Senator Bushby interjecting—
The ACTING DEPUTY PRESIDENT: Order! Opposition senators on my left, you were heard in silence. I expect the same for government senators.
Senator BILYK: I know those opposite disagree, but their views are at odds with leading economists, the Australian Treasury, the Reserve Bank and the OECD—not that I am surprised. The Leader of the Opposition seems to think that his view being at odds with those of the experts reflects on the quality of Australian economists. Well, I think rejecting expert advice for no good reason is actually a reflection on the quality of Australia’s federal opposition. If the opposition had their way, 200,000 Australians who are employed now would have joined the dole queues, Australia would have suffered a recession and Australia’s primary school students would be continuing to learn in second-rate facilities. That would have truly been a waste.

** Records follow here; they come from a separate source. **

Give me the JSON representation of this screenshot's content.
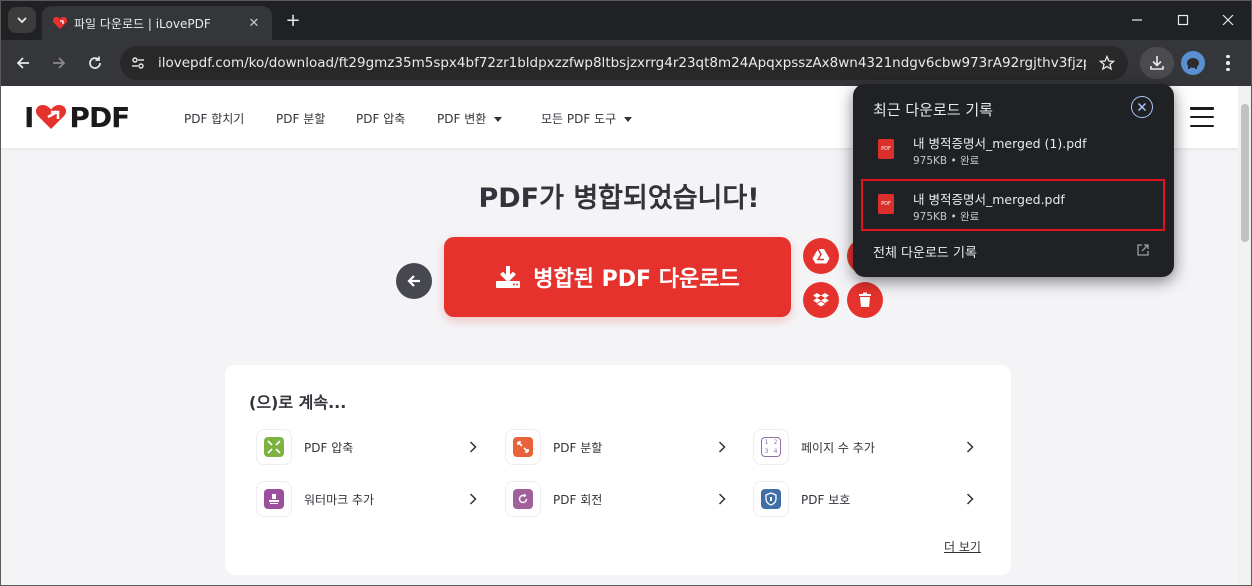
{
  "browser": {
    "tab_title": "파일 다운로드 | iLovePDF",
    "url": "ilovepdf.com/ko/download/ft29gmz35m5spx4bf72zr1bldpxzzfwp8ltbsjzxrrg4r23qt8m24ApqxpsszAx8wn4321ndgv6cbw973rA92rgjthv3fjzp6g1cgs..."
  },
  "site": {
    "logo_left": "I",
    "logo_right": "PDF",
    "nav": [
      "PDF 합치기",
      "PDF 분할",
      "PDF 압축",
      "PDF 변환",
      "모든 PDF 도구"
    ]
  },
  "main": {
    "headline": "PDF가 병합되었습니다!",
    "download_label": "병합된 PDF 다운로드"
  },
  "continue": {
    "title": "(으)로 계속...",
    "tools": [
      {
        "label": "PDF 압축",
        "icon": "compress-icon",
        "color": "#7cb342"
      },
      {
        "label": "PDF 분할",
        "icon": "split-icon",
        "color": "#e8633a"
      },
      {
        "label": "페이지 수 추가",
        "icon": "page-numbers-icon",
        "color": "#8e6fa8"
      },
      {
        "label": "워터마크 추가",
        "icon": "watermark-icon",
        "color": "#9c4f9c"
      },
      {
        "label": "PDF 회전",
        "icon": "rotate-icon",
        "color": "#a0609a"
      },
      {
        "label": "PDF 보호",
        "icon": "protect-icon",
        "color": "#3f6fa5"
      }
    ],
    "more": "더 보기"
  },
  "downloads_popup": {
    "title": "최근 다운로드 기록",
    "items": [
      {
        "name": "내 병적증명서_merged (1).pdf",
        "status": "975KB • 완료"
      },
      {
        "name": "내 병적증명서_merged.pdf",
        "status": "975KB • 완료"
      }
    ],
    "all_label": "전체 다운로드 기록",
    "file_icon_text": "PDF"
  },
  "colors": {
    "brand_red": "#e5322d",
    "chrome_dark": "#202124",
    "highlight_border": "#e0131d"
  }
}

The second important purpose the BER serves is to provide a long-term investment in the educational outcomes of our children. These 21st century facilities will not only benefit the schoolchildren of today but be enjoyed by children and communities for generations to come. The question has to be asked: why has the coalition been so negative about something that teachers, students and parents have all been so excited about? Why the negativity about a program that is providing better education facilities for our primary and high school students? The only people I have met who do not support the BER are those opposite. I have seen a number of their state colleagues alongside me celebrating the openings of these facilities. I am not surprised that federal coalition members are nowhere to be seen at BER ceremonies. If I were opposing a building program that was delivering such great outcomes for students, I would be embarrassed to show my face too.
The other question that I am still contemplating is: why, when the federal coalition have been so against the BER, have their state colleagues been so delighted with it? Will Hodgman, the Leader of the Tasmanian Liberals, and his colleagues Vanessa Goodwin, the member for Pembroke, and Jacquie Petrusma, the member for Franklin, have all been at BER openings with bells on. They have been there because they know that the people who elected them to Tasmania’s parliament are benefiting from this program. They know that the children, the next generation of voters, are benefiting from this program, and they want the people to know that they support this investment in our schools—and they are right to support it.
Over four years, approximately 24,000 projects will be delivered to more than 9,000 schools across Australia. This is an achievement that the Labor government takes great pride in. We are proud of the fact that school communities are enjoying new facilities that will enhance learning on a daily basis. The school students of today are the leaders of tomorrow and we want them to have the best possible opportunities as they prepare for their future.